It is a consultation document for MK members and the wider population of Cornwall. The consultation period is open until 30th June 2014 and comments on this document can be sent to the above address or by email to:

Happy St Piran’s Day

Cornwall has a powerful national identity and a wonderful heritage. It includes the Cornish language, music, dance, sport and a range of traditions – all of which are vitally important to our sense of place and the very well-being of our local communities.

It is great to see a growing confidence in Cornwall and its identity, and it is my hope that one and all will be celebrating the distinctiveness of Cornwall today.

But I would like to repeat a key message that Mebyon Kernow makes around every St Piran’s Day.

The promotion of Cornish distinctiveness is not something that should be restricted to once a year in March. We should be doing all in our power, each and every day, to promote and enhance our identity and heritage.

Tuesday, 4 March 2014

MK to launch “Towards a National Assembly of Cornwall”

“Towards a National Assembly of Cornwall” (pictured above) will be officially launched tomorrow and pdf copies of the document will be posted on the MK website during St Piran’s Day.

There has been some early media coverage on the document. This included an unfortunate / ill-informed news story in the Western Morning News and a similar article on the website, which both claimed that MK wanted an Assembly with the same powers as an independent Scotland.

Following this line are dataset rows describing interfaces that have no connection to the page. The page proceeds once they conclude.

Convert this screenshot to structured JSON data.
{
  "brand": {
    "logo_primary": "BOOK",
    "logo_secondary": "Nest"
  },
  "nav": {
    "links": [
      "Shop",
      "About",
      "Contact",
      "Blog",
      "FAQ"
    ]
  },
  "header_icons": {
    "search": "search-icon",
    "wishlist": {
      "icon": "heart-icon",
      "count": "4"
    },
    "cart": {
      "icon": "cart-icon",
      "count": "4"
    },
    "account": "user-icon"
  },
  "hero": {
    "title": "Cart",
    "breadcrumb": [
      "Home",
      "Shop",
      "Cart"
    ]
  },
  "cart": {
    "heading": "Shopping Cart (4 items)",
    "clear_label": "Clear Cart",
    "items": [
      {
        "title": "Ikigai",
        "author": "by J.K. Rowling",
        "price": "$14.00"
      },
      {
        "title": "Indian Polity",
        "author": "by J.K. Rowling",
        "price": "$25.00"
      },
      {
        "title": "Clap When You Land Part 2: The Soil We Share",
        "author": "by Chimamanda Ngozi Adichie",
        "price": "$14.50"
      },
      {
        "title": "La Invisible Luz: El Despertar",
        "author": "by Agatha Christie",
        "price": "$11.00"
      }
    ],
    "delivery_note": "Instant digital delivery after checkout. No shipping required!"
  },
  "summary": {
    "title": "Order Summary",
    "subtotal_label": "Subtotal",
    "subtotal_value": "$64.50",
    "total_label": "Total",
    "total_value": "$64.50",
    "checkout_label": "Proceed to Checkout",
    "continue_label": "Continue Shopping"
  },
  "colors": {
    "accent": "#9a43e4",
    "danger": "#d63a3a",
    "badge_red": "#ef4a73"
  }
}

Journalist Rob McNamara has meanwhile posted an article about MK on the Huffington Post website. See:

More news to follow tomorrow.